You can view a video/audio recording of the call.
Rev Jacquie Lenati, Media Production Coordinator, hosted the call with support from Rev Carl Osier, Executive Director of Field Ministry and Minister Services, and Rev Kelly Isola, minister of Unity of Flagstaff, Ariz. This call was designed to give more information and offer space for discussion around what goes into creating a social media policy for ministry and how the template was organized the way it is.
The template includes an extra page of tips for best practices. These tips include the following:
- Be social! Like, comment, or share posts made by like-minded organizations (Unity Worldwide Ministries, Silent Unity, Daily Word, Daily Fillmore, other ministries, regions, IYOU, etc.). The more you engage on other user accounts, the more engaging your account will become.
- Social media can extend the community that gathers on Sunday morning and integrate “church life” into daily life. Create posts that speak to newcomers and posts that will speak to longtime community members.
- Quality matters. Use a spell checker and post photos that are in focus with good lighting. If you need to create design elements, seek a professional or skilled hobbyist. Ask for feedback from congregants about how easily information is accessed on your website, how appealing your posts are, and watch your metrics to better inform posting habits.
- The speed of being able to publish your thoughts is both a great feature and a great downfall of social media. The time to edit or reflect must be self-imposed. If in doubt over a post, or if something does not feel right, either let it sit and look at it again before publishing it, or ask someone else to look at it first. Remember, the Internet is a public space that keeps permanent record of all activity. Hold awareness that posts are easily shared, copied, linked, and printed and allow that to guide you in how you craft your activity.
- Consider creating separate personal and professional accounts to maintain appropriate boundaries with members of congregations.
- Private groups can be created for board members, youth ministry, classes, support groups, or any group that can utilize a private space for discussion.
- Create a social media team that will share the responsibility for managing social media posts and discussion. This team can schedule posts, create and implement a strategy, and maintain a social media flow for your ministry.
- Create different types of posts: informative, reflective, celebratory, etc.
In addition to providing media content for use in ministry, we are providing ongoing training for best practices in social media and technology.

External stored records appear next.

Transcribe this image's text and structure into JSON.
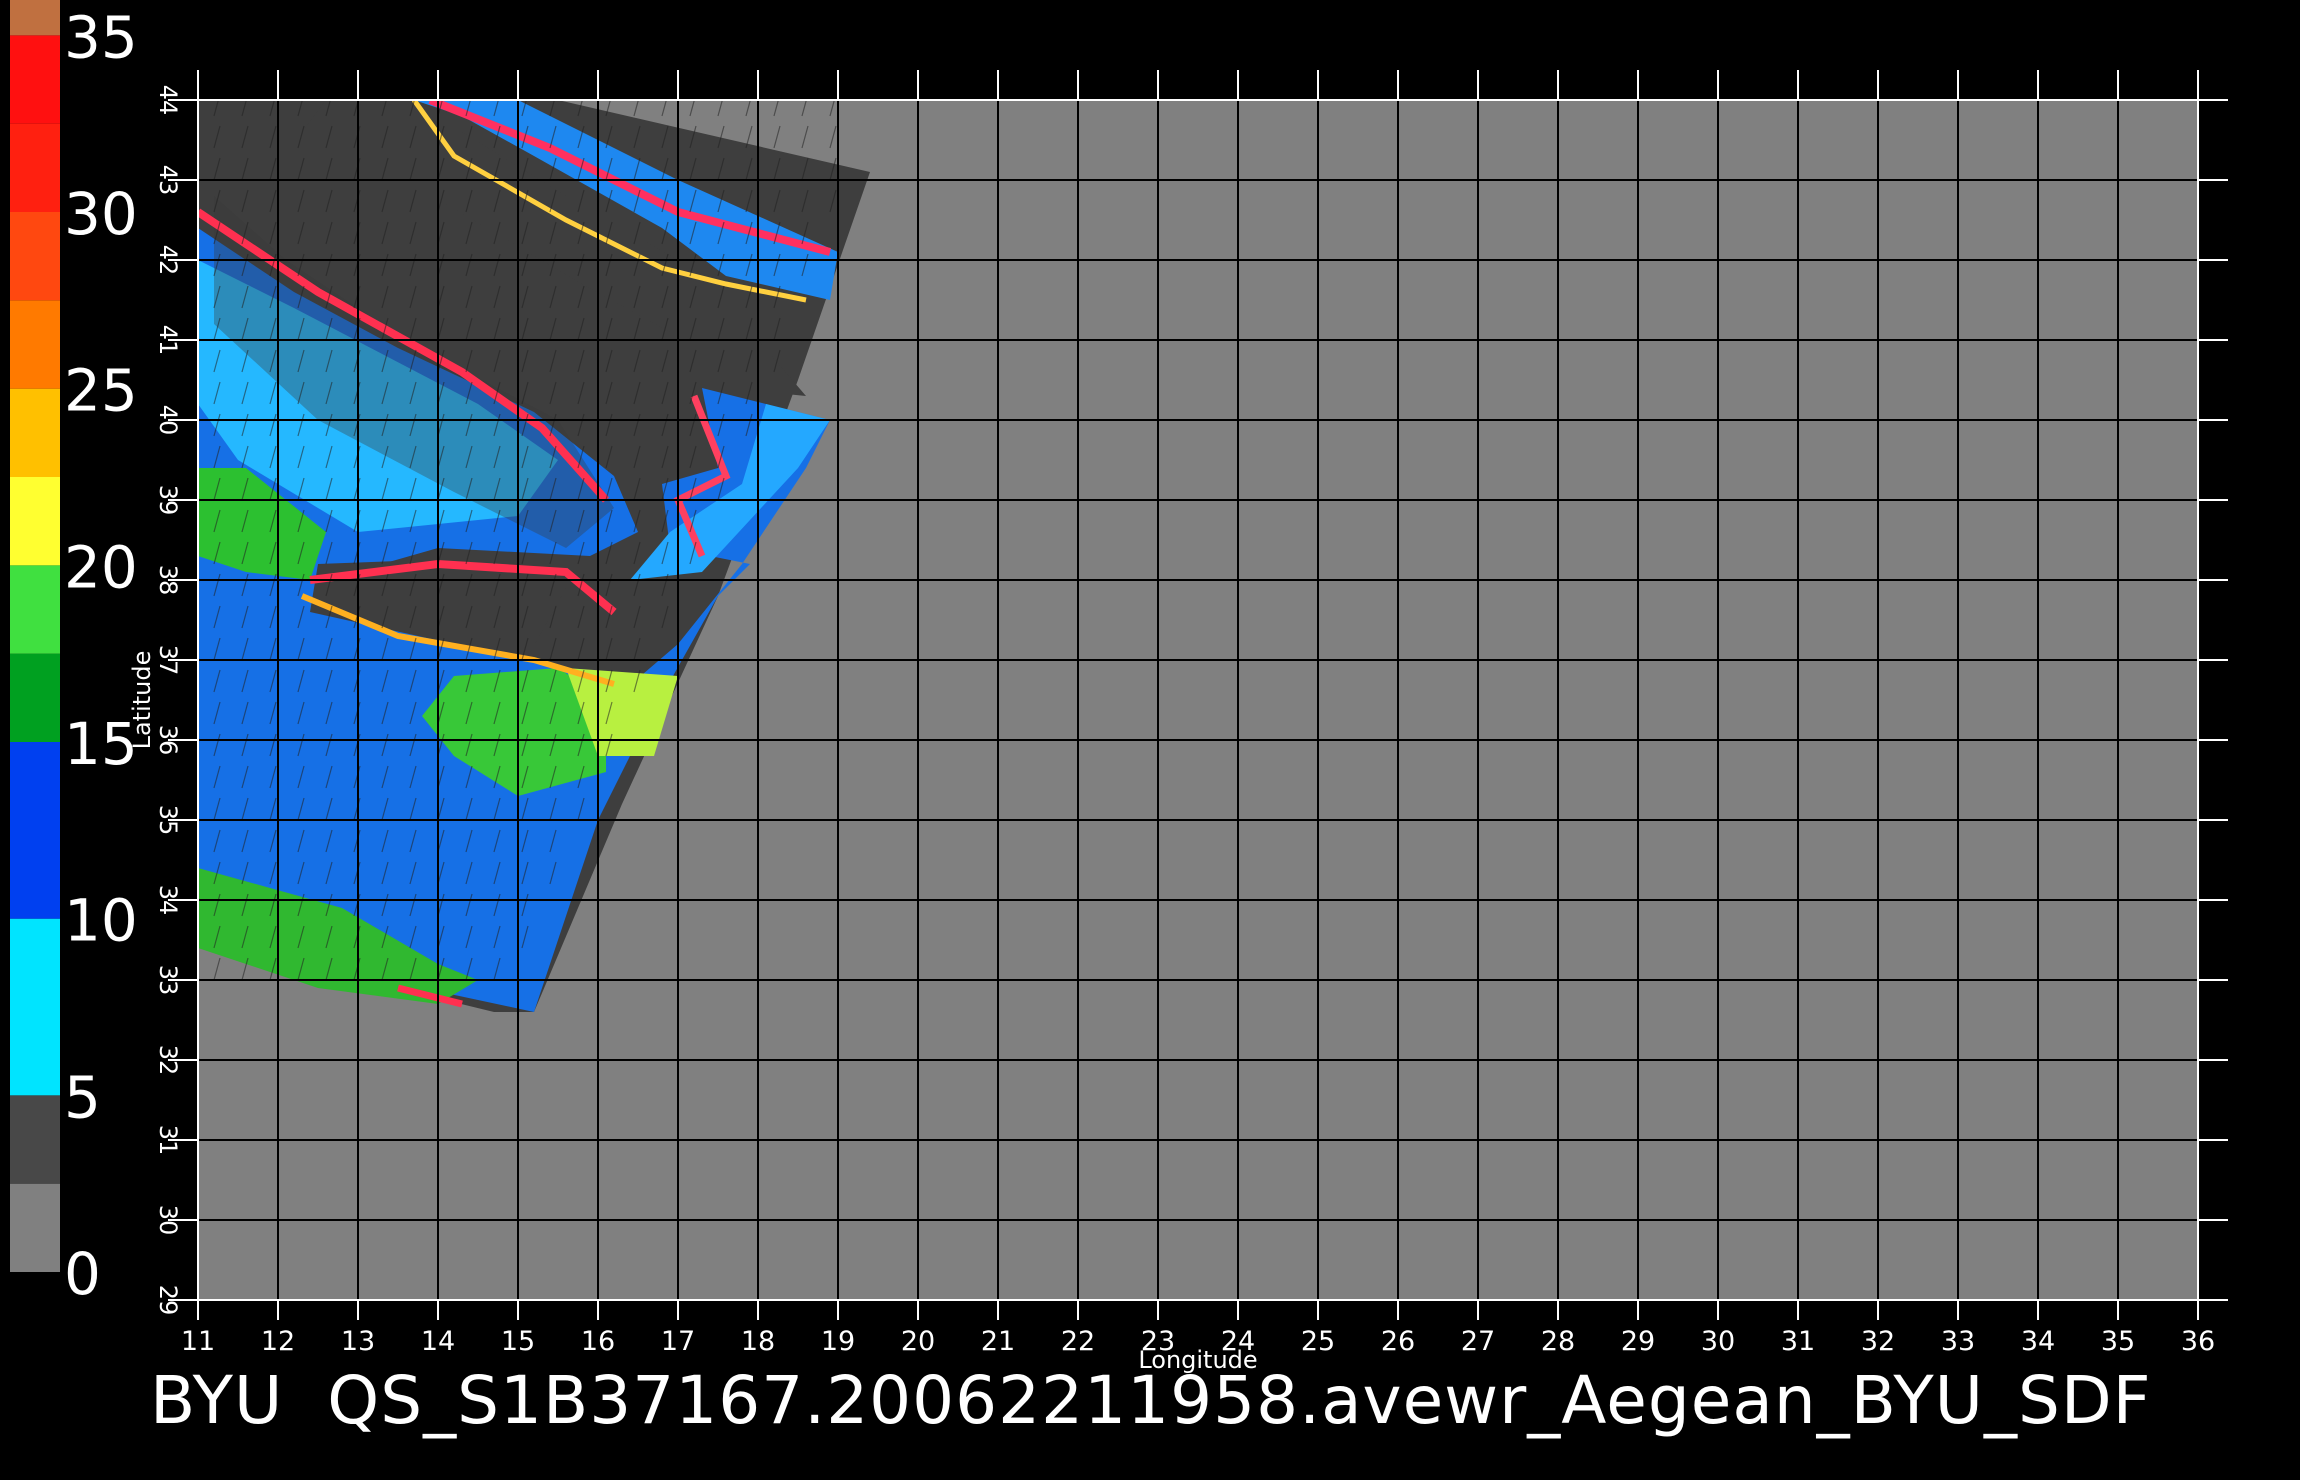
{
  "colorbar": {
    "ticks": [
      "0",
      "5",
      "10",
      "15",
      "20",
      "25",
      "30",
      "35"
    ],
    "segments": [
      {
        "from": 0,
        "to": 2.5,
        "color": "#808080"
      },
      {
        "from": 2.5,
        "to": 5,
        "color": "#484848"
      },
      {
        "from": 5,
        "to": 10,
        "color": "#00e4ff"
      },
      {
        "from": 10,
        "to": 15,
        "color": "#0040f0"
      },
      {
        "from": 15,
        "to": 17.5,
        "color": "#00a020"
      },
      {
        "from": 17.5,
        "to": 20,
        "color": "#40e040"
      },
      {
        "from": 20,
        "to": 22.5,
        "color": "#ffff30"
      },
      {
        "from": 22.5,
        "to": 25,
        "color": "#ffc000"
      },
      {
        "from": 25,
        "to": 27.5,
        "color": "#ff7a00"
      },
      {
        "from": 27.5,
        "to": 30,
        "color": "#ff4810"
      },
      {
        "from": 30,
        "to": 32.5,
        "color": "#ff2010"
      },
      {
        "from": 32.5,
        "to": 35,
        "color": "#ff1010"
      },
      {
        "from": 35,
        "to": 36,
        "color": "#c07040"
      }
    ],
    "range": [
      0,
      36
    ]
  },
  "map": {
    "lon_range": [
      11,
      36
    ],
    "lat_range": [
      29,
      44
    ],
    "lon_ticks": [
      "11",
      "12",
      "13",
      "14",
      "15",
      "16",
      "17",
      "18",
      "19",
      "20",
      "21",
      "22",
      "23",
      "24",
      "25",
      "26",
      "27",
      "28",
      "29",
      "30",
      "31",
      "32",
      "33",
      "34",
      "35",
      "36"
    ],
    "lat_ticks": [
      "29",
      "30",
      "31",
      "32",
      "33",
      "34",
      "35",
      "36",
      "37",
      "38",
      "39",
      "40",
      "41",
      "42",
      "43",
      "44"
    ],
    "xlabel": "Longitude",
    "ylabel": "Latitude",
    "background_color": "#808080",
    "grid_color": "#000000"
  },
  "caption": "BYU  QS_S1B37167.20062211958.avewr_Aegean_BYU_SDF"
}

The web calls we are hosting in support of social media and technology are made possible by the support of a grant from the John Templeton Foundation. The opinions expressed in the project are those of the author(s) and do not necessarily reflect the views of the John Templeton Foundation.